A nationwide event that encourages students to harass kids based on the colour of their hair is garnering serious attention from anti-bullying groups and parents.

The Facebook event "National Kick a Ginger" day has almost 4,700 members across Canada and has sparked a rash of opinions in support and against on the social networking site.

The movement was started after an episode of the controversial animated show South Park advocated "Kick a Ginger" day Nov. 20.

The episode refers to red-headed people as "nasty" and "born with a disease."

Ottawa mother Juanita McNairn said she let her 13-year-old son stay home Thursday because he was so afraid.

"My son was beside himself," said McNairn. "He was delaying getting out of bed and when it came down to the crunch he just burst into tears and told me about the whole ginger thing."

McNairn said the students in her son's class told him all week they were planning to kick him when he arrived at school.

Anti-bullying advocate Rob Frenette said he was shocked when he found out about the group.

"We are very taken back that students would pick a certain group of people to harass due to their hair color," he told CTV News from New Brunswick.

Frenette said attacking someone based on their physical appearance could be considered a hate crime. He adds that social networking sites like Facebook that allow young people to group quickly makes a potential problem escalate quickly.
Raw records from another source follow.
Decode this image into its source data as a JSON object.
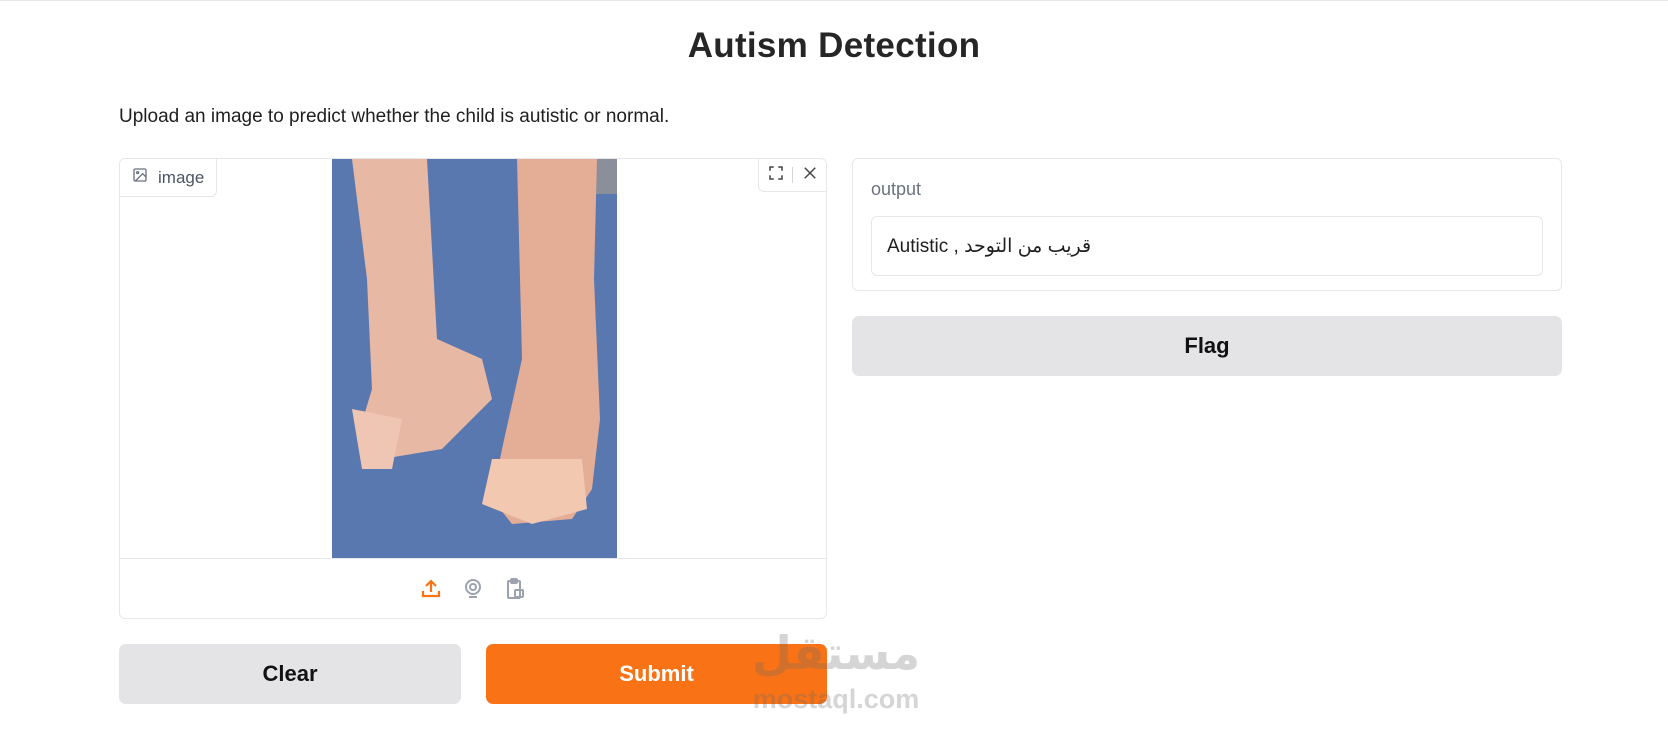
{
  "header": {
    "title": "Autism Detection",
    "description": "Upload an image to predict whether the child is autistic or normal."
  },
  "image_input": {
    "label": "image",
    "label_icon": "image-icon",
    "tools": [
      "fullscreen-icon",
      "close-icon"
    ],
    "sources": [
      "upload-icon",
      "webcam-icon",
      "clipboard-icon"
    ],
    "active_source_color": "#f97316"
  },
  "output": {
    "label": "output",
    "value": "Autistic , قريب من التوحد"
  },
  "buttons": {
    "flag": "Flag",
    "clear": "Clear",
    "submit": "Submit"
  },
  "watermark": {
    "arabic": "مستقل",
    "latin": "mostaql.com"
  },
  "colors": {
    "accent": "#f97316",
    "secondary_button": "#e4e4e7",
    "border": "#e5e7eb"
  }
}
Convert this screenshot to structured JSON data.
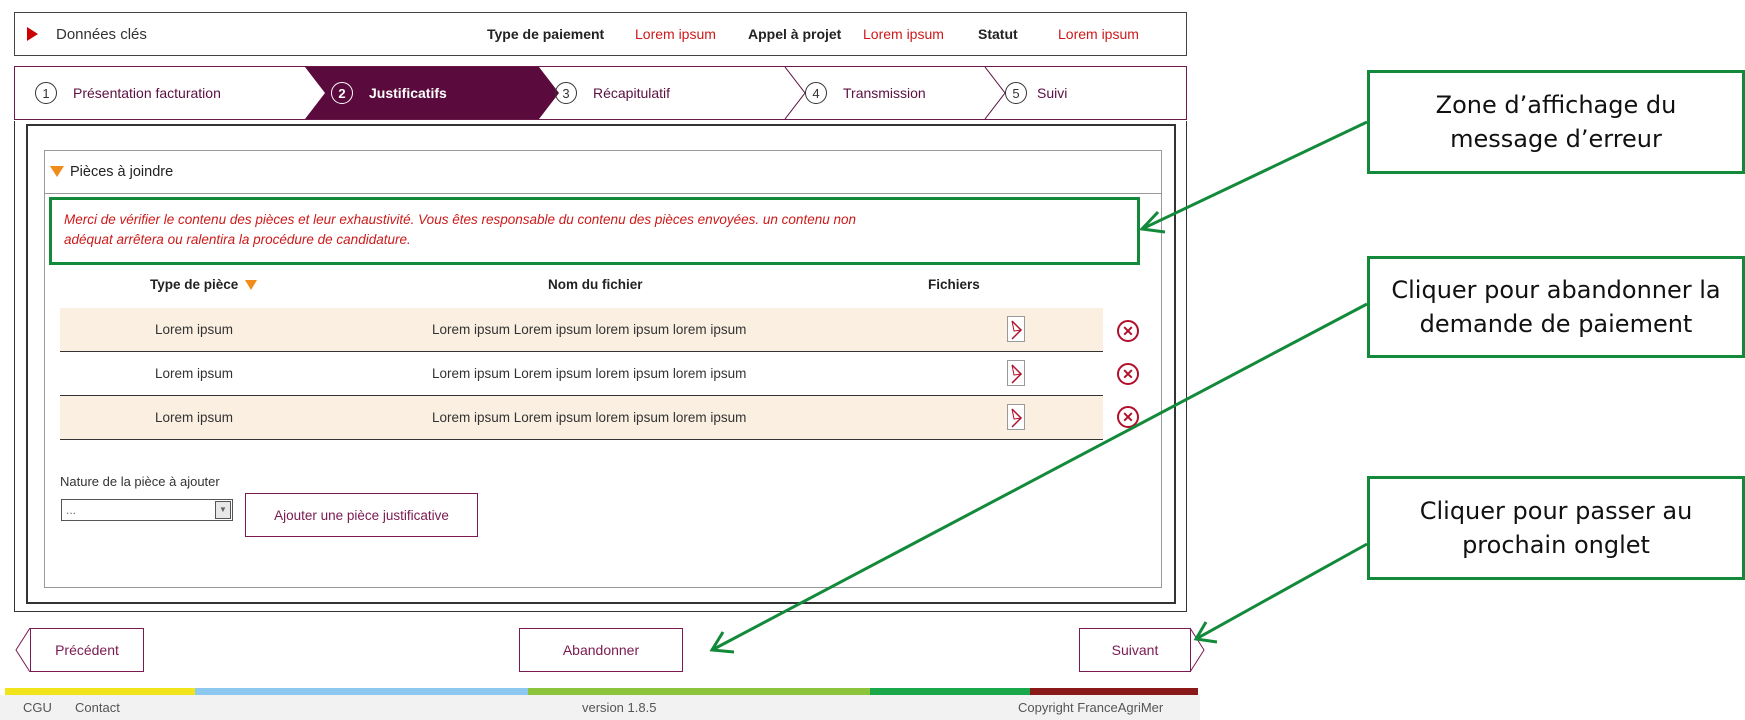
{
  "keydata": {
    "title": "Données clés",
    "payment_type_label": "Type de paiement",
    "payment_type_value": "Lorem ipsum",
    "project_call_label": "Appel à projet",
    "project_call_value": "Lorem ipsum",
    "status_label": "Statut",
    "status_value": "Lorem ipsum"
  },
  "steps": [
    {
      "num": "1",
      "label": "Présentation facturation"
    },
    {
      "num": "2",
      "label": "Justificatifs"
    },
    {
      "num": "3",
      "label": "Récapitulatif"
    },
    {
      "num": "4",
      "label": "Transmission"
    },
    {
      "num": "5",
      "label": "Suivi"
    }
  ],
  "section": {
    "title": "Pièces à joindre",
    "error_line1": "Merci de vérifier le contenu des pièces et leur exhaustivité. Vous êtes responsable du contenu des pièces envoyées. un contenu non",
    "error_line2": "adéquat arrêtera ou ralentira la procédure de candidature."
  },
  "table": {
    "headers": [
      "Type de pièce",
      "Nom du fichier",
      "Fichiers"
    ],
    "rows": [
      {
        "type": "Lorem ipsum",
        "filename": "Lorem ipsum Lorem ipsum  lorem ipsum lorem ipsum"
      },
      {
        "type": "Lorem ipsum",
        "filename": "Lorem ipsum Lorem ipsum  lorem ipsum lorem ipsum"
      },
      {
        "type": "Lorem ipsum",
        "filename": "Lorem ipsum Lorem ipsum  lorem ipsum lorem ipsum"
      }
    ]
  },
  "add_piece": {
    "label": "Nature de la pièce à ajouter",
    "select_value": "...",
    "button": "Ajouter une pièce justificative"
  },
  "nav": {
    "previous": "Précédent",
    "abandon": "Abandonner",
    "next": "Suivant"
  },
  "footer": {
    "cgu": "CGU",
    "contact": "Contact",
    "version": "version 1.8.5",
    "copyright": "Copyright FranceAgriMer"
  },
  "annotations": {
    "error_zone": "Zone d’affichage du message d’erreur",
    "abandon": "Cliquer pour abandonner la demande de paiement",
    "next_tab": "Cliquer pour passer au prochain onglet"
  },
  "colors": {
    "brand": "#5a0a3c",
    "error_red": "#cc1a1a",
    "annotation_green": "#128a3a",
    "row_alt": "#fbefe2"
  }
}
"This is definitely something that is growing globally unfortunately," said Frenette. "I think this needs to be looked at closely and quickly before it gets out of hand."

Irene Lanzinger, the president of the B.C. Teachers Federation, agreed.

"This is sometimes excused as a joke and we have to make sure we understand that it is never funny or acceptable to harm or harass another person," she said.

Lanzinger said that even though most kids may treat the "Kick a Ginger" day as a joke, some kids may escalate the level of violence. But she says there can be an opportunity to use this day as a lesson for kids.

"Teachers can ask kids what they think of it and make it into an acceptable debate," she says. "It's a good way to encourage each other and kids will always come to the conclusion on their own that you need to be respectful of each other."